Sonia Furstenau column: Now the time to make changes for the better

This coronavirus has given us opportunity to identify what matters most in our day-to-day lives.

By Sonia Furstenau

Earlier this year, before COVID-19 arrived in our province, I met with a members of the Public Health Association of BC to hear from them about the most pressing public health issues of the day.

During that enlightening discussion I recognized that everything that matters in a functioning society, and everything that motivates me in my work — like a reliable supply of potable drinking water for all communities, public education in all its forms, food security, world-class public transportation, financial stability, environmental health, and trusted health services — sits under the umbrella of public health.
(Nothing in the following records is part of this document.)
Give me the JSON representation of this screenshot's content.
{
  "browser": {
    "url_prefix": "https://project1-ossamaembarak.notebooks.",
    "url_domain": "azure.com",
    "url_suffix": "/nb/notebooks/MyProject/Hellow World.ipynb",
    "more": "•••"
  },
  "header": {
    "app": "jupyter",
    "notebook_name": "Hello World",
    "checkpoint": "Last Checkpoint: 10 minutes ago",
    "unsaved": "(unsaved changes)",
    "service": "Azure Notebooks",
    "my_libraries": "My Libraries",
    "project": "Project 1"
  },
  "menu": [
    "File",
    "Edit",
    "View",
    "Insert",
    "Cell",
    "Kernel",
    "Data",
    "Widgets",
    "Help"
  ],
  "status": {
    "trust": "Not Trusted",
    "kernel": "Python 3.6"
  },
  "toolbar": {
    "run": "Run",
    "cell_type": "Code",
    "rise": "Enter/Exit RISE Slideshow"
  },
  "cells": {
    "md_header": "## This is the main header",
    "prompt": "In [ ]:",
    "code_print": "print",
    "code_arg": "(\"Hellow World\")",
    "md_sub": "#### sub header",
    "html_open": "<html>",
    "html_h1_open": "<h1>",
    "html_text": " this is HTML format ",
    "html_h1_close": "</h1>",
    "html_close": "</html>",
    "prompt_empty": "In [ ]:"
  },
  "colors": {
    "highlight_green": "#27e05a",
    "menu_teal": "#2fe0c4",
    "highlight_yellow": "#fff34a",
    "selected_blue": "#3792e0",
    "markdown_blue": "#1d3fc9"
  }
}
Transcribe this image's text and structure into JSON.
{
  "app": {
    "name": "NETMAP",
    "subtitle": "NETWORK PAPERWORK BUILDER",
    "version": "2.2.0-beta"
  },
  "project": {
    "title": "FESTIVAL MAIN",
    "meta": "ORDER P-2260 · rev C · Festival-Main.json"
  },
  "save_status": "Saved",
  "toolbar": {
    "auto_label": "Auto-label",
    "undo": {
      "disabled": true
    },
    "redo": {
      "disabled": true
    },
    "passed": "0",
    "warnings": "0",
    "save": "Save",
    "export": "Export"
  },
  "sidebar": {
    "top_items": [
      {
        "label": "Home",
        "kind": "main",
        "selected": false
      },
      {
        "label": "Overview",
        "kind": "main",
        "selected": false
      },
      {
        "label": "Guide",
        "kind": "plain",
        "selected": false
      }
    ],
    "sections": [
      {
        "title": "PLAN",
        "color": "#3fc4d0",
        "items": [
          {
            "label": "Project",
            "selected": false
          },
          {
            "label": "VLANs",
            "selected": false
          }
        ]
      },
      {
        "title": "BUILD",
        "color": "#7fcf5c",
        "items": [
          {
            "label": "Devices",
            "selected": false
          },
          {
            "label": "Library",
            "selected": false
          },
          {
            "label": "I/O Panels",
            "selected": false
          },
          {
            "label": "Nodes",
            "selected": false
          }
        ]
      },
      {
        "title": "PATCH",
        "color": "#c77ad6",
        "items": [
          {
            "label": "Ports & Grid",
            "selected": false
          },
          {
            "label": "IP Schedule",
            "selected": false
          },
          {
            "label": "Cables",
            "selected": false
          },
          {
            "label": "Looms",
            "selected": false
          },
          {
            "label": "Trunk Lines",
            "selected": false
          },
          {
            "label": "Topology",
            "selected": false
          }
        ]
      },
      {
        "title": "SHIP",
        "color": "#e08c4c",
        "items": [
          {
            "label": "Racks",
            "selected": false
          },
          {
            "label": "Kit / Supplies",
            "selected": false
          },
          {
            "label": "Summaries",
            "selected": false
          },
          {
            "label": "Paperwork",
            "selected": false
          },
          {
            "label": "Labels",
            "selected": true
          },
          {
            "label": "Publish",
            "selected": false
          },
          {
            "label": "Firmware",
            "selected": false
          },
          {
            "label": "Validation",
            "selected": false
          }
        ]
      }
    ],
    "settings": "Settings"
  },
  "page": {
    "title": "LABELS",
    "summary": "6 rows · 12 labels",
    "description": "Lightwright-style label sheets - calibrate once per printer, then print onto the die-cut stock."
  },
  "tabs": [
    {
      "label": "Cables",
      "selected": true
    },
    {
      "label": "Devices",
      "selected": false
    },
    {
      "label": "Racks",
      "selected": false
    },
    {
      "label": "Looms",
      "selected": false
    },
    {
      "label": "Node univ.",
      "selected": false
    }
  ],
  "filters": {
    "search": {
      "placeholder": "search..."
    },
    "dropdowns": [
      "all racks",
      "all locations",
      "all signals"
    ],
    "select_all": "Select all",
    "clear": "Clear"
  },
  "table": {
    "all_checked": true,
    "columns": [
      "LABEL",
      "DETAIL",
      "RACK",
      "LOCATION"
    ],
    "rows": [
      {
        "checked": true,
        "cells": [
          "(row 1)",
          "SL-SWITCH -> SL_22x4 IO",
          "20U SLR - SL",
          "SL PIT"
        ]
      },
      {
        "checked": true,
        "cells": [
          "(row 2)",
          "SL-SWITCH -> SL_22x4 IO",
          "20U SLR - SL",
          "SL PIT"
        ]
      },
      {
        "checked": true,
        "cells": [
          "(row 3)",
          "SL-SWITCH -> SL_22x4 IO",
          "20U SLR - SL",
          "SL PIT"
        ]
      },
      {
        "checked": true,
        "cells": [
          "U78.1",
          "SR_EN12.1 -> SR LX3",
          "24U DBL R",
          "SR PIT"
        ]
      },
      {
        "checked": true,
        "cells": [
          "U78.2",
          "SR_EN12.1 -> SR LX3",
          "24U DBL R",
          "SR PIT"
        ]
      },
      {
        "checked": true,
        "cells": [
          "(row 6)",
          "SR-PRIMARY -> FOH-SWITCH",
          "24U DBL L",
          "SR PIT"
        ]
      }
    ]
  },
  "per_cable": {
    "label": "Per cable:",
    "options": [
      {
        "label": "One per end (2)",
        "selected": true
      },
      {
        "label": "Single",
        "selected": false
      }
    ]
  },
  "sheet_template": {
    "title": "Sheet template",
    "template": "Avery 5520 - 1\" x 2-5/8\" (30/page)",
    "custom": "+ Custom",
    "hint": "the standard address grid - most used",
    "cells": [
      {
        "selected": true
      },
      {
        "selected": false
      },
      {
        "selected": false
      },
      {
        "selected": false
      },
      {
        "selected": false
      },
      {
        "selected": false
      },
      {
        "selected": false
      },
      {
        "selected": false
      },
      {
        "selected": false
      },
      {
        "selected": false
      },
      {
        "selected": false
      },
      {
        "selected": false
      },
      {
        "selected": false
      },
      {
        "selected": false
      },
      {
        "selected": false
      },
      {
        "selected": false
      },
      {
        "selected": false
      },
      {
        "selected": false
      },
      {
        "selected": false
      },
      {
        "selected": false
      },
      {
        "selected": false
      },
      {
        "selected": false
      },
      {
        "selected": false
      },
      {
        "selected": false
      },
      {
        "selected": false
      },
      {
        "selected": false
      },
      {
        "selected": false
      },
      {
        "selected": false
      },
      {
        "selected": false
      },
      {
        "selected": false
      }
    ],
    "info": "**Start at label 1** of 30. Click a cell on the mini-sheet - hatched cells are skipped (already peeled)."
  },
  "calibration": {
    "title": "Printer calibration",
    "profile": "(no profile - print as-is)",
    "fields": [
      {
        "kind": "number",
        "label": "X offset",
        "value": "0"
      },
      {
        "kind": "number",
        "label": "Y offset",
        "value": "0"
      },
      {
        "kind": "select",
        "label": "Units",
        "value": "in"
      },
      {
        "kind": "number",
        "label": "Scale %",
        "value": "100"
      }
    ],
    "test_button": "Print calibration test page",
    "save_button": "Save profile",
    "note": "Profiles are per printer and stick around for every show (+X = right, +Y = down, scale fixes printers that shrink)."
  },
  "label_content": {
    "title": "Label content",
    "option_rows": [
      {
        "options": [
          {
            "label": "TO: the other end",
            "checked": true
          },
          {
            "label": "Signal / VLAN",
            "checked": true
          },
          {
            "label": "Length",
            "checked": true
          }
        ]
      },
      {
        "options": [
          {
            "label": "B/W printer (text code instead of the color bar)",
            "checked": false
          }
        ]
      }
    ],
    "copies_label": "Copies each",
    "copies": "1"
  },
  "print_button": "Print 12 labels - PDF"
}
I didn’t know then that COVID-19 would put this theory to the test, but this coronavirus has made it crystal clear: public health must be the lens through which all governments make policy decisions.

For example, last week, the B.C. government published a report from its Emerging Economy Task Force. The report’s strategic priorities read like the BC Green Party’s platform in 2017: embracing innovation, leveraging B.C.’s green economy, building a highly skilled and adaptable workforce, ensuring an effective ecosystem, and demonstrating public sector leadership. These priorities shine even more brightly when you consider how, when viewed through the public health lens, they would help us weather another pandemic like COVID-19.

As an MLA, my time is divided between advocating for practical solutions for today and envisioning aspirational solutions for the future. Working with the BC Green Caucus staff at the legislature, we have identified the types of actions the provincial government needs to take now if we are to move forward with policies that build on the lessons we have learned these past few months. One example is local job creation. We are identifying jobs that are relevant to communities of all sizes, and matched to existing skill sets and workforces, and have long-term benefits to social and environmental challenges in the community. Retrofitting homes and buildings, for example, would create job opportunities matched with beneficial outcomes.

This coronavirus has given us an opportunity to identify what matters most to us in our day-to-day lives. When I envision the next decade and next generation, I look for ways to make what matters most to us become common, ordinary, and expected. How can we get more time with the people we love? A four day work week. How can we help our family and friends work in community instead of away? By prioritizing small and medium-sized businesses. How can we build on the environmental benefits this great pause has offered Mother Earth? We give communities decision-making power over their natural resources. How can we build on all the innovation we have witnessed in the accommodation of COVID-19? Leaders must listen to scientists and experts, and make evidence-based decisions, as Dr. Bonnie Henry and Minister Adrian Dix have demonstrated so well.

This is the time to consider how to make these solutions a reality because while they might have once seemed aspirational, now, from a public health perspective, they have become a matter of urgency.

Sonia Furstenau is the MLA for the Cowichan Valley.


Get local stories you won't find anywhere else right to your inbox.
Sign up here

Just Posted

Duncan model makes quarter finals in ‘Maxim’ magazine contest

Brandee Peart among top one per cent left in competition

Summer wilderness photo contest opens

Mosaic Forest Management launched its annual photo contest on July 1.

Drivesmart column: What does a traffic cop do?

I think most people see a traffic cop as someone who writes speeding tickets

Lake Flashback: Logging history, leaks, the EN and more

Do you remember these stories from back in the day?

B.C. records 62 new COVID-19 cases, two deaths since Friday

Province has just over 200 active cases

Hotel rooms for B.C. homeless too hasty, NDP government told

Businesses forced out, but crime goes down, minister says

Suspicious fire quenched before reaching gunpowder in Nanaimo’s historic Bastion

Probe underway in basement blaze that erupted near where powder stored to fire signature cannons

Wage subsidy will be extended until December amid post-COVID reopening: Trudeau

Trudeau said the extension will ‘give greater certainty and support to businesses’

B.C. government prepares for COVID-19 economic recovery efforts

New measures after July consultation, Carole James says

Fisherman snags barracuda off Vancouver Island in rare encounter

Ferocious fish, not native to Canada, was netted and released in Alberni Inlet

Tree planters get help with COVID-19 protective measures

Ottawa funds extra transportation, sanitizing for crews

Trudeau apologizes for not recusing himself from WE decision

He says his and his family’s longtime involvement with the WE organization should have kept him out of the discussions

Most Read